Testimony from witnesses at the hearing is available for download:
 Dr. Steven Beering, Chairman, National Science Board –

 Ms. Judy A. Jeffrey, Director, Iowa Department of Education and Representing the Council of Chief State School Officers –

 Dr. Francis (Skip) Fennell, President, National Council of Teachers of Mathematics and Professor of Education at McDaniel College –

 Ms. Chrisanne Gayl, Director of Federal Programs, National School Boards Association –

 Dr. Robert Semper, Executive Associate Director, The Exploratorium and Representing the Association of Science-Technology Centers –

Ms. Susan L. Traiman, Director, Education and Workforce Policy Business Roundtable –

For more information on this hearing or the Committee’s work with science and math education, please visit the Committee’s website at


(5) Einstein Fellows Bring Their Teaching Experience to the National Science Foundation

Source: National Science Foundation
The National Science Foundation (NSF) is host to eight math and science teachers from elementary and secondary schools around the country who are participating in the Albert Einstein Distinguished Educator Fellowship Program.
These teachers would like to bring to NSF a sense of “what the kids are thinking,” and a slice of life in the classroom where it can be challenging to attract kids to math and science and keep them developing their knowledge and competence as they get older.

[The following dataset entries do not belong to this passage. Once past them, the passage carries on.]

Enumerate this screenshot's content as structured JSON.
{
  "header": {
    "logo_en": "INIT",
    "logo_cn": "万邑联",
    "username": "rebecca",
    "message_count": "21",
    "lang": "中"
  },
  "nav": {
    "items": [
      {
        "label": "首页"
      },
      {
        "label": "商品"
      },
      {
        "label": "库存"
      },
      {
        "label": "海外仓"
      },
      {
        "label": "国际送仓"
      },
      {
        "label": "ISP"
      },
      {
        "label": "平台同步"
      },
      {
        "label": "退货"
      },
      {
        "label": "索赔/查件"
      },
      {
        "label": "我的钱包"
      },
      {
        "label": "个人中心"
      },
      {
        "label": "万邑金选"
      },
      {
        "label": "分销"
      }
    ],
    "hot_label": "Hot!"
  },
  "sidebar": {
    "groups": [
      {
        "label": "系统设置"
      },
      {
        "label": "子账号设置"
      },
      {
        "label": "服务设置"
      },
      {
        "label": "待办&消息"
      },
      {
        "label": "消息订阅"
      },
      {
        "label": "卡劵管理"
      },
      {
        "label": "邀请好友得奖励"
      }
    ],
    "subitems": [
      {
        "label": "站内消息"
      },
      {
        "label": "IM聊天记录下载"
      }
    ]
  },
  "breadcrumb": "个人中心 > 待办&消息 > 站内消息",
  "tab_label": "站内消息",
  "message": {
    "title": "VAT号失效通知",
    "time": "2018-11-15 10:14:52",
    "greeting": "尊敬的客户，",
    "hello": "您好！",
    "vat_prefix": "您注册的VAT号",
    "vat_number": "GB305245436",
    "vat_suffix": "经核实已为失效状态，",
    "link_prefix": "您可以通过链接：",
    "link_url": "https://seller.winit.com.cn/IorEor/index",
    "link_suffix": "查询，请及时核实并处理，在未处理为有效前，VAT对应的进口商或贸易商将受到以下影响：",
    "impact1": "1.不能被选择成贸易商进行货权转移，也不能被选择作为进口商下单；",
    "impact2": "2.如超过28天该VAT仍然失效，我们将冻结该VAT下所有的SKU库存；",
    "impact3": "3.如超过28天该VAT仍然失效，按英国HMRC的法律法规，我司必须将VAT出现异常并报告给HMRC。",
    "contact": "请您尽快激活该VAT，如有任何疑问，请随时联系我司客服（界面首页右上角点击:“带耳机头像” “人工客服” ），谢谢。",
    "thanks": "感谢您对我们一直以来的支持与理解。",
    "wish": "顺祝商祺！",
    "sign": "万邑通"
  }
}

By the time their fellowships end, they would like to take back to their classroom and their colleagues a new perspective and new possibilities for bringing math and science to students.

“I want to be enthused and get my kids doing more and knowing more in math and science,” says Melvina Jones, who will work this year in the program office that administers the Presidential Awards for Excellence in Mathematics and Science Teaching. “That way, when it’s time to major, they’ll be able to make those choices.”

Launched in 1994, the fellowship program is intended to bring to Congress and appropriate branches of the federal government the extensive knowledge and experience of classroom teachers. The teachers have the means to provide practical insights and “real world” perspectives to policy makers and program managers developing or managing educational programs.

Among the fellows is Jones, who was herself a Presidential Award winner in 2004. Jones is taking leave from her position as a science teacher at John Burroughs Elementary School in Washington, D.C., where she teaches children at all levels, from the Head Start program through sixth grade.

Jones is sometimes amazed by the technical capabilities of her students, who she describes as “digital natives,” while her generation can be labeled “digital immigrants.”

The challenge, she says, is to keep them interested and engaged in math and science through hands-on activities and a meshing of formal and informal science education.

“For instance, I try to take my kids on a boat once a year so that we can be out on the river doing things like calculating percentages and measuring pH,” she says. Partnerships with nonprofit organizations have made it possible to do this from year to year.

Cherlyn Anderson is an eighth-grade science teacher and former technology coordinator who will work in the Informal Science Education program while at NSF.

“My eighth-graders still love “Bill Nye, the Science Guy,” says Anderson. “But science exhibits and television shows aren’t really stand-alone projects. They’re really a teaser to get kids interested in science, and teachers can work from there to take it a step further.”

Anderson has adapted for her classroom an experiment immortalized on YouTube where Mentos candy is mixed with Diet Coke, with dramatic results. Through the experiment, her students learned the importance of a careful scientific procedure–writing their plans in advance and accounting for variables such as size of bottles and brand of cola.

More information about the fellows and the program can be found at  The online application for 2008-2009 fellowships is now available at nagent